Gonzo also tackles the essential quandary of Thompson's work -- how an angry young man becomes an irrelevant old one, how the writing that made him a celebrity was then unmade as his celebrity got in the way, how living up to your public persona can devour the private person underneath. Many at Sundance complained that the film was too reliant on clips from Fear and Loathing in Las Vegas and Where the Buffalo Roam. But I'd suggest that a smart film about Thompson had to include moments from those films, and extensively, just as Gonzo interviews British illustrator Ralph Steadman and talks about Garry Trudeau's co-opting of Thompson's persona for the 'Uncle Duke' character in Doonesbury; any discussion of Thompson's life has to, by extension, include all the reflections and refractions and recreations of it. Thompson was larger than life, and then his life got so large it was no life at all, and then he took his own life.I wonder if this is why blogging is such a short-lived preoccupation for most people. Blogging can be a slow, pitiful slog with few rewards. As easy as it is to get started, it's difficult to get noticed unless you craft some sort of wild persona.
Maintaining a persona is physically and emotionally exhausting. The persona is a temporary construct in time and space, a static representation of the way you're thinking and feeling at a given point in your life. The construct, however, is temporary. As your thinking evolves, and your interests shift, the differences between your persona and your current phenomenal self grow. You end up torn in twain. You feel the Internet wants the persona, they want your snark-filled opinions on celebrity gossip, or your bitching about your children - even if you're itching to discuss the election, or have grown wary of the hatred leeching into your online voice.

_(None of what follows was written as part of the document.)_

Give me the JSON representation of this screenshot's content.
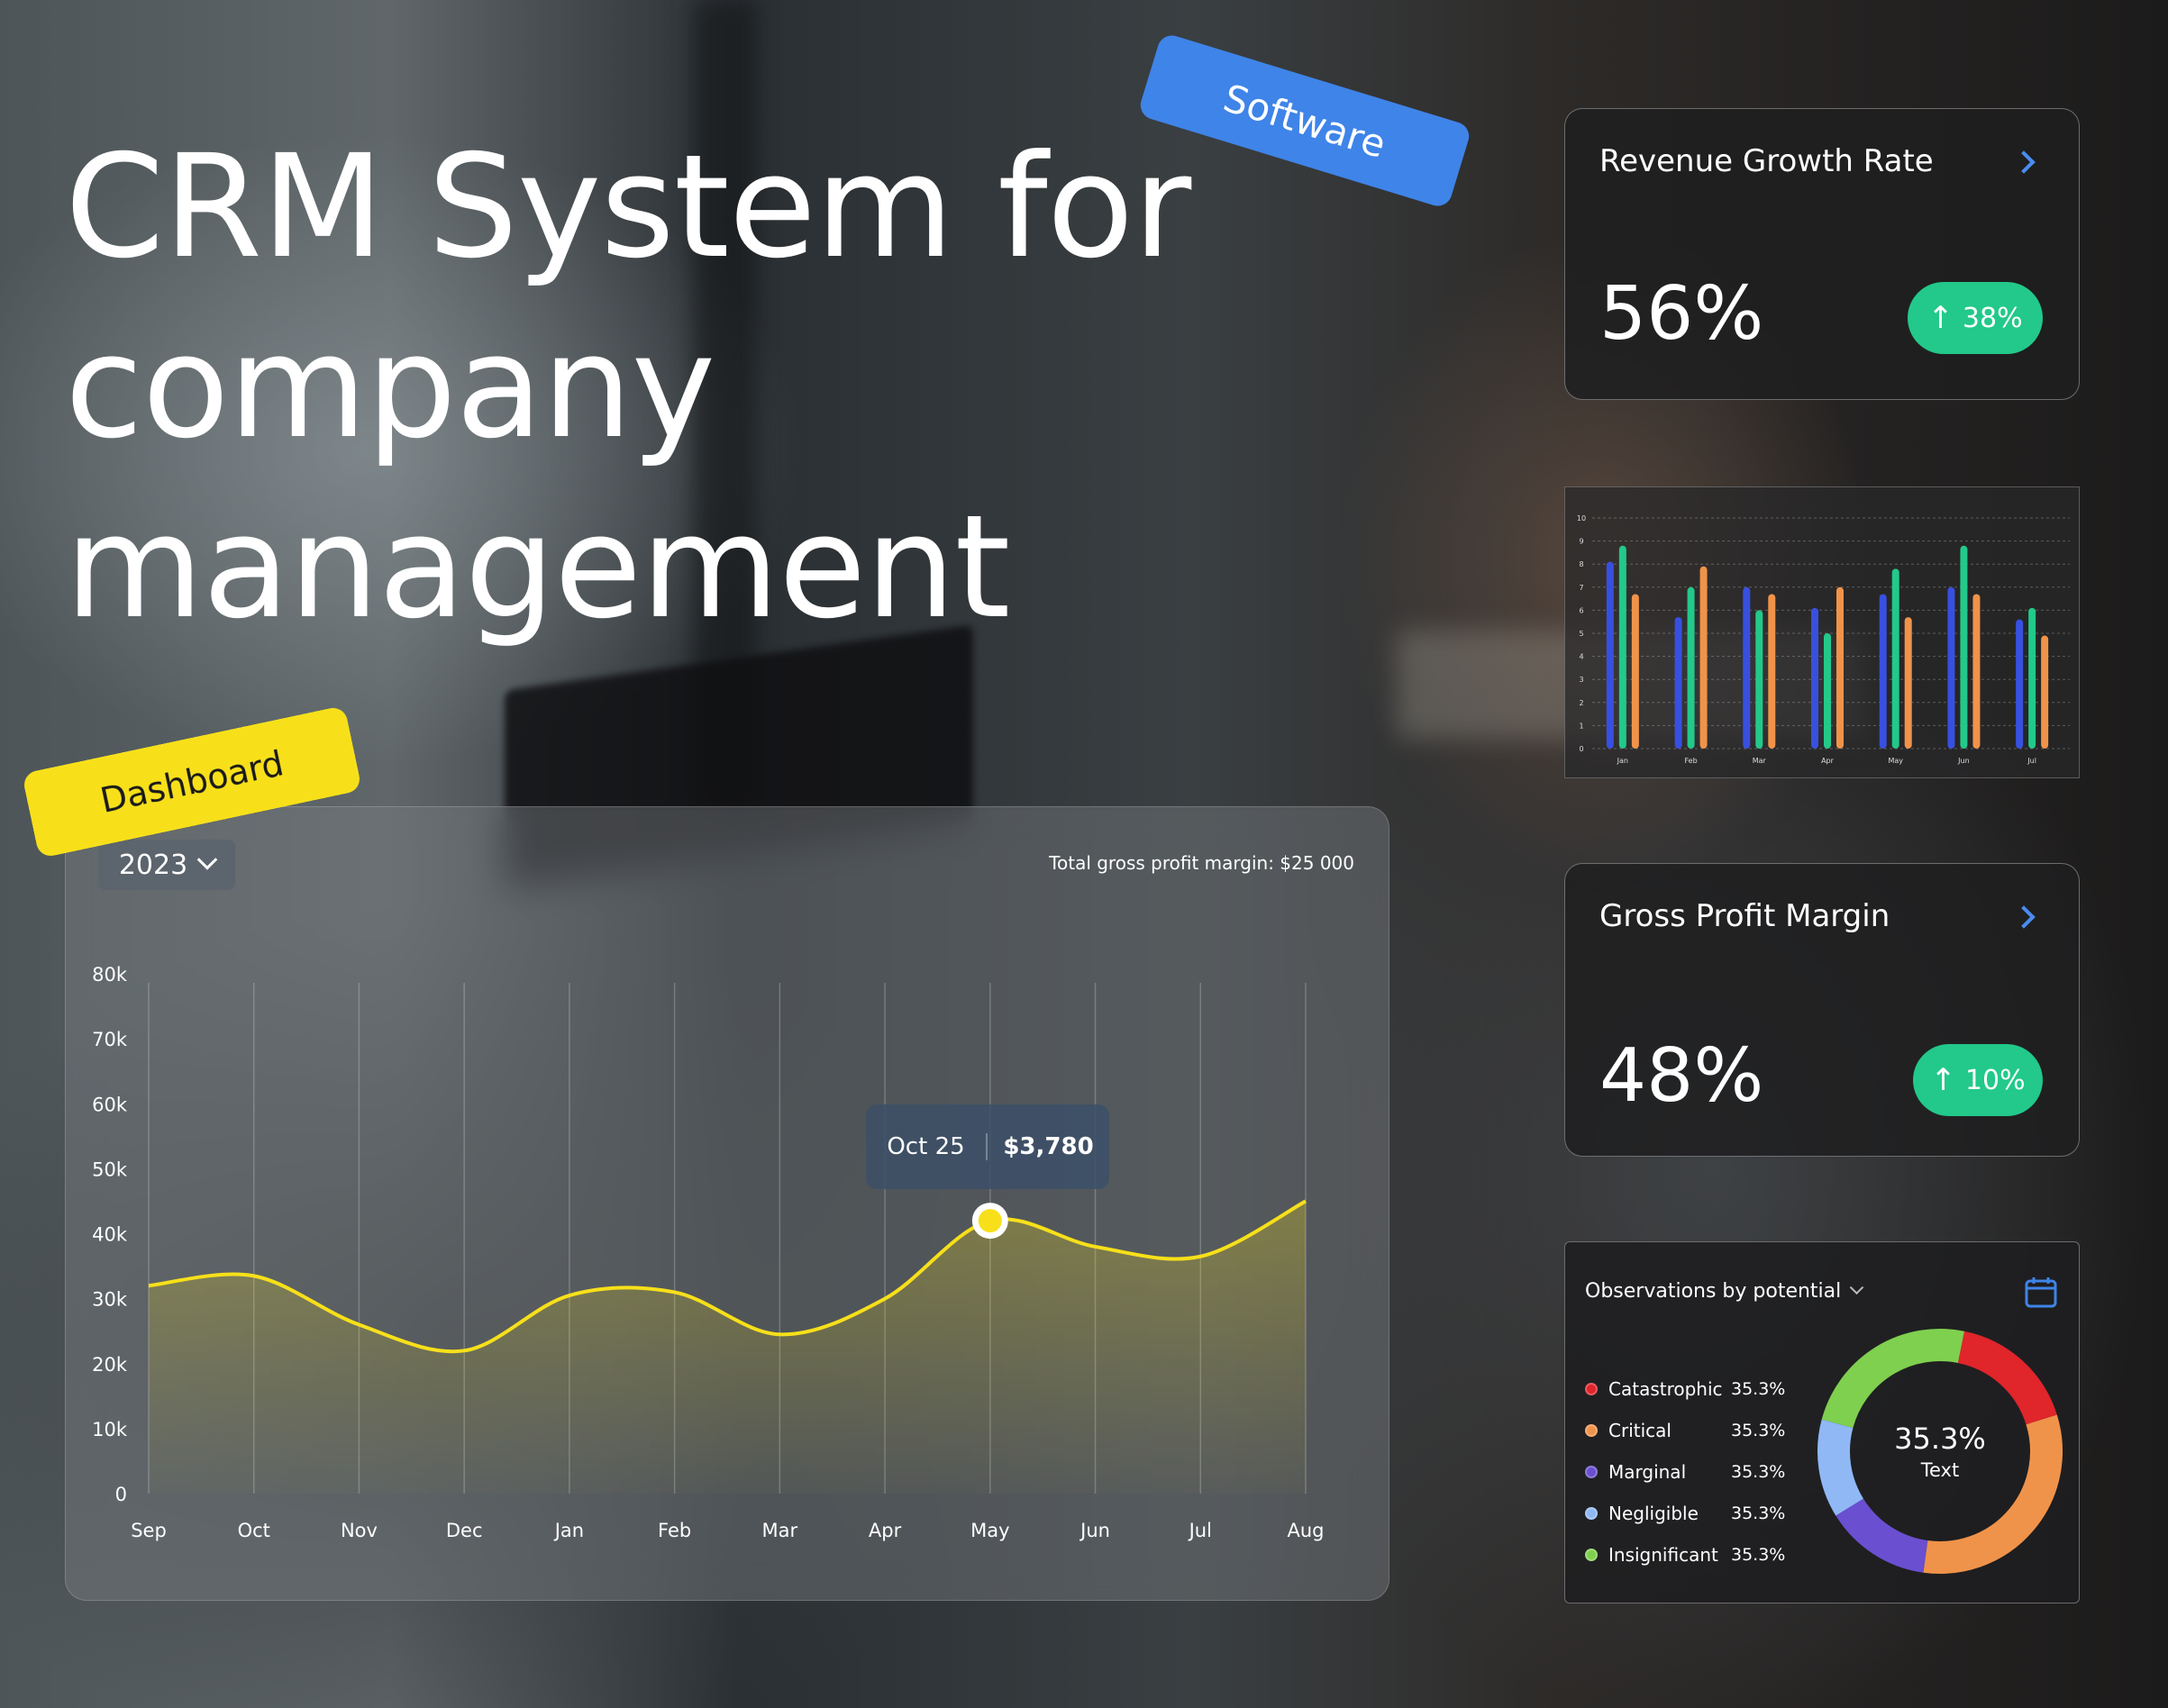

I don't think it has to be that way. If I did, I wouldn't be blogging again. But I think it's a trap any writer can sink into. Killing a blog isn't a bad thing; sometimes, it's the only way to go home again.